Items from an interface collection
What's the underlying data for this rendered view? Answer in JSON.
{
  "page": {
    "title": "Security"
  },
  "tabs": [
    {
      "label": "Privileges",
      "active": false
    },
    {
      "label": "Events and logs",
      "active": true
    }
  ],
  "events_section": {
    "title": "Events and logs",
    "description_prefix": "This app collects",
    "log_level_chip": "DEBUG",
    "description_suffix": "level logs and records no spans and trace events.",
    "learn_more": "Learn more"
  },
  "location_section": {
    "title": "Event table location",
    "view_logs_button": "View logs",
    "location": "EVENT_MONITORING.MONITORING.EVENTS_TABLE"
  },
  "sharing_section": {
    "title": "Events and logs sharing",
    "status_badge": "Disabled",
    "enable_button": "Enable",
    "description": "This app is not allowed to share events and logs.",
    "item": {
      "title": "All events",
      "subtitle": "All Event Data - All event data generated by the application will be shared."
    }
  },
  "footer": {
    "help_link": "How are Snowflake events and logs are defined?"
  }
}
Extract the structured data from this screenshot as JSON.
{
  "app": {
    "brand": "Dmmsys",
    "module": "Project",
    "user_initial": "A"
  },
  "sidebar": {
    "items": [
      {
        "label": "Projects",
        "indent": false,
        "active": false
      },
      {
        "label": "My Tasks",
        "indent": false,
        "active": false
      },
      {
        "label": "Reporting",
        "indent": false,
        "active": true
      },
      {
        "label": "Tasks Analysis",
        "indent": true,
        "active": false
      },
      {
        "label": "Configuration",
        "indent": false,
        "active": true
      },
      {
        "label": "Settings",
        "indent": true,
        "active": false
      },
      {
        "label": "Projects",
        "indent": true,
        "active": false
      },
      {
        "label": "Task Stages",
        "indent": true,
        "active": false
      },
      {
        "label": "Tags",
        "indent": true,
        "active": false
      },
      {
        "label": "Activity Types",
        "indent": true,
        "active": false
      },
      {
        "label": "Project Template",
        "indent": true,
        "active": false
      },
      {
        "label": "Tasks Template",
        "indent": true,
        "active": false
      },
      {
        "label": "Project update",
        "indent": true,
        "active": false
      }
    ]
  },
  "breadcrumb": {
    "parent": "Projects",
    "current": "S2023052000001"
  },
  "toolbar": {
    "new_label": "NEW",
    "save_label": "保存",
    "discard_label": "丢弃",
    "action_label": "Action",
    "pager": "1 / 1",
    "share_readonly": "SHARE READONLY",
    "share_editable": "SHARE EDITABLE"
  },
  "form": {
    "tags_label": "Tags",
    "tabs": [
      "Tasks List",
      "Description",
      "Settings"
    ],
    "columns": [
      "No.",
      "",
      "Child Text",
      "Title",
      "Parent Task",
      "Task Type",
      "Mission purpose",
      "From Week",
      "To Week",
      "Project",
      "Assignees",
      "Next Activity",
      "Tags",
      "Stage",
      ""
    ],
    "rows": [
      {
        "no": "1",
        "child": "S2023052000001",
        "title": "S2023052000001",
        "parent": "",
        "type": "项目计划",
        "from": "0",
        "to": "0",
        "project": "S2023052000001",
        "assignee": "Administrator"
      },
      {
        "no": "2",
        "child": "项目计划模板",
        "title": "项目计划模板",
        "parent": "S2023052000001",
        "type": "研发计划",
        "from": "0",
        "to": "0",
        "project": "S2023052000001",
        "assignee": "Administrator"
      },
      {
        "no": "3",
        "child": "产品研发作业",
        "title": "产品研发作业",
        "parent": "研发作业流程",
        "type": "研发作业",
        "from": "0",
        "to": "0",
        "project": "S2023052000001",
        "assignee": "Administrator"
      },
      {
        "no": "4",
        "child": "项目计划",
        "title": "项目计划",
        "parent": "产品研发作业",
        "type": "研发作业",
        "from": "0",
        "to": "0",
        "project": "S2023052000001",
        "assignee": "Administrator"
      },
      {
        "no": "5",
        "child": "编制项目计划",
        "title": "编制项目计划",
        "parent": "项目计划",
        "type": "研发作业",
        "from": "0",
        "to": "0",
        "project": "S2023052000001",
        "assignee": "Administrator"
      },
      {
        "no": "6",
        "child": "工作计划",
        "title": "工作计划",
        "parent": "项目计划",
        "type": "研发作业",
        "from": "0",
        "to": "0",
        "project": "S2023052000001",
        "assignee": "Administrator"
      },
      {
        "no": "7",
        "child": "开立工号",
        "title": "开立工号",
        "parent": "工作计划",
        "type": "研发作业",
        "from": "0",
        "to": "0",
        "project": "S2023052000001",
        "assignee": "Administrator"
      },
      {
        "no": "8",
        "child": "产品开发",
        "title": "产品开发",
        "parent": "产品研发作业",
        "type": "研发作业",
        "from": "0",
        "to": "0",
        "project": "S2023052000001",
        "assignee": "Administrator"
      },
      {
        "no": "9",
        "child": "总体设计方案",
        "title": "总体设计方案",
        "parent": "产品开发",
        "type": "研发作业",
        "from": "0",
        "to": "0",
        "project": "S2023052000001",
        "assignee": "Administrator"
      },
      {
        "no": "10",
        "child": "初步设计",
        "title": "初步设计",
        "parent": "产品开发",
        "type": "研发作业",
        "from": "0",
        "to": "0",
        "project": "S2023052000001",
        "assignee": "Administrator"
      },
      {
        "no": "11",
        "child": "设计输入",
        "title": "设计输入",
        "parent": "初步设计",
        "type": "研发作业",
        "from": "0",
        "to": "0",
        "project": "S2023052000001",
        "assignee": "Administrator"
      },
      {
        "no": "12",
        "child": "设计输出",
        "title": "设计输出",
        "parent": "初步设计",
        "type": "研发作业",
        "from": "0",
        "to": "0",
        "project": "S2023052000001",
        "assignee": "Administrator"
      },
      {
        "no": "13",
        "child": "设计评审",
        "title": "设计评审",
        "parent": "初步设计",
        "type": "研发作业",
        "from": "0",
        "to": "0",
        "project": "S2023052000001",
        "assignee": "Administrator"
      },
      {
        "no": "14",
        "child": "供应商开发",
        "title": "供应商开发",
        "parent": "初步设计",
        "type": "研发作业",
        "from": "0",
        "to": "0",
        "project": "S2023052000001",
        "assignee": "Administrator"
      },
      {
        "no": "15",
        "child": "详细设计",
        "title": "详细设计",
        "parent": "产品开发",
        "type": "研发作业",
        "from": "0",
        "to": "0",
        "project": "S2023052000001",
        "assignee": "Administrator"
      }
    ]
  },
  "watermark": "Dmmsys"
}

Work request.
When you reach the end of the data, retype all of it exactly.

Answer space.
What's the underlying data for this rendered view? Answer in JSON.
{
  "page": {
    "title": "Security"
  },
  "tabs": [
    {
      "label": "Privileges",
      "active": false
    },
    {
      "label": "Events and logs",
      "active": true
    }
  ],
  "events_section": {
    "title": "Events and logs",
    "description_prefix": "This app collects",
    "log_level_chip": "DEBUG",
    "description_suffix": "level logs and records no spans and trace events.",
    "learn_more": "Learn more"
  },
  "location_section": {
    "title": "Event table location",
    "view_logs_button": "View logs",
    "location": "EVENT_MONITORING.MONITORING.EVENTS_TABLE"
  },
  "sharing_section": {
    "title": "Events and logs sharing",
    "status_badge": "Disabled",
    "enable_button": "Enable",
    "description": "This app is not allowed to share events and logs.",
    "item": {
      "title": "All events",
      "subtitle": "All Event Data - All event data generated by the application will be shared."
    }
  },
  "footer": {
    "help_link": "How are Snowflake events and logs are defined?"
  }
}
Extract the structured data from this screenshot as JSON.
{
  "app": {
    "brand": "Dmmsys",
    "module": "Project",
    "user_initial": "A"
  },
  "sidebar": {
    "items": [
      {
        "label": "Projects",
        "indent": false,
        "active": false
      },
      {
        "label": "My Tasks",
        "indent": false,
        "active": false
      },
      {
        "label": "Reporting",
        "indent": false,
        "active": true
      },
      {
        "label": "Tasks Analysis",
        "indent": true,
        "active": false
      },
      {
        "label": "Configuration",
        "indent": false,
        "active": true
      },
      {
        "label": "Settings",
        "indent": true,
        "active": false
      },
      {
        "label": "Projects",
        "indent": true,
        "active": false
      },
      {
        "label": "Task Stages",
        "indent": true,
        "active": false
      },
      {
        "label": "Tags",
        "indent": true,
        "active": false
      },
      {
        "label": "Activity Types",
        "indent": true,
        "active": false
      },
      {
        "label": "Project Template",
        "indent": true,
        "active": false
      },
      {
        "label": "Tasks Template",
        "indent": true,
        "active": false
      },
      {
        "label": "Project update",
        "indent": true,
        "active": false
      }
    ]
  },
  "breadcrumb": {
    "parent": "Projects",
    "current": "S2023052000001"
  },
  "toolbar": {
    "new_label": "NEW",
    "save_label": "保存",
    "discard_label": "丢弃",
    "action_label": "Action",
    "pager": "1 / 1",
    "share_readonly": "SHARE READONLY",
    "share_editable": "SHARE EDITABLE"
  },
  "form": {
    "tags_label": "Tags",
    "tabs": [
      "Tasks List",
      "Description",
      "Settings"
    ],
    "columns": [
      "No.",
      "",
      "Child Text",
      "Title",
      "Parent Task",
      "Task Type",
      "Mission purpose",
      "From Week",
      "To Week",
      "Project",
      "Assignees",
      "Next Activity",
      "Tags",
      "Stage",
      ""
    ],
    "rows": [
      {
        "no": "1",
        "child": "S2023052000001",
        "title": "S2023052000001",
        "parent": "",
        "type": "项目计划",
        "from": "0",
        "to": "0",
        "project": "S2023052000001",
        "assignee": "Administrator"
      },
      {
        "no": "2",
        "child": "项目计划模板",
        "title": "项目计划模板",
        "parent": "S2023052000001",
        "type": "研发计划",
        "from": "0",
        "to": "0",
        "project": "S2023052000001",
        "assignee": "Administrator"
      },
      {
        "no": "3",
        "child": "产品研发作业",
        "title": "产品研发作业",
        "parent": "研发作业流程",
        "type": "研发作业",
        "from": "0",
        "to": "0",
        "project": "S2023052000001",
        "assignee": "Administrator"
      },
      {
        "no": "4",
        "child": "项目计划",
        "title": "项目计划",
        "parent": "产品研发作业",
        "type": "研发作业",
        "from": "0",
        "to": "0",
        "project": "S2023052000001",
        "assignee": "Administrator"
      },
      {
        "no": "5",
        "child": "编制项目计划",
        "title": "编制项目计划",
        "parent": "项目计划",
        "type": "研发作业",
        "from": "0",
        "to": "0",
        "project": "S2023052000001",
        "assignee": "Administrator"
      },
      {
        "no": "6",
        "child": "工作计划",
        "title": "工作计划",
        "parent": "项目计划",
        "type": "研发作业",
        "from": "0",
        "to": "0",
        "project": "S2023052000001",
        "assignee": "Administrator"
      },
      {
        "no": "7",
        "child": "开立工号",
        "title": "开立工号",
        "parent": "工作计划",
        "type": "研发作业",
        "from": "0",
        "to": "0",
        "project": "S2023052000001",
        "assignee": "Administrator"
      },
      {
        "no": "8",
        "child": "产品开发",
        "title": "产品开发",
        "parent": "产品研发作业",
        "type": "研发作业",
        "from": "0",
        "to": "0",
        "project": "S2023052000001",
        "assignee": "Administrator"
      },
      {
        "no": "9",
        "child": "总体设计方案",
        "title": "总体设计方案",
        "parent": "产品开发",
        "type": "研发作业",
        "from": "0",
        "to": "0",
        "project": "S2023052000001",
        "assignee": "Administrator"
      },
      {
        "no": "10",
        "child": "初步设计",
        "title": "初步设计",
        "parent": "产品开发",
        "type": "研发作业",
        "from": "0",
        "to": "0",
        "project": "S2023052000001",
        "assignee": "Administrator"
      },
      {
        "no": "11",
        "child": "设计输入",
        "title": "设计输入",
        "parent": "初步设计",
        "type": "研发作业",
        "from": "0",
        "to": "0",
        "project": "S2023052000001",
        "assignee": "Administrator"
      },
      {
        "no": "12",
        "child": "设计输出",
        "title": "设计输出",
        "parent": "初步设计",
        "type": "研发作业",
        "from": "0",
        "to": "0",
        "project": "S2023052000001",
        "assignee": "Administrator"
      },
      {
        "no": "13",
        "child": "设计评审",
        "title": "设计评审",
        "parent": "初步设计",
        "type": "研发作业",
        "from": "0",
        "to": "0",
        "project": "S2023052000001",
        "assignee": "Administrator"
      },
      {
        "no": "14",
        "child": "供应商开发",
        "title": "供应商开发",
        "parent": "初步设计",
        "type": "研发作业",
        "from": "0",
        "to": "0",
        "project": "S2023052000001",
        "assignee": "Administrator"
      },
      {
        "no": "15",
        "child": "详细设计",
        "title": "详细设计",
        "parent": "产品开发",
        "type": "研发作业",
        "from": "0",
        "to": "0",
        "project": "S2023052000001",
        "assignee": "Administrator"
      }
    ]
  },
  "watermark": "Dmmsys"
}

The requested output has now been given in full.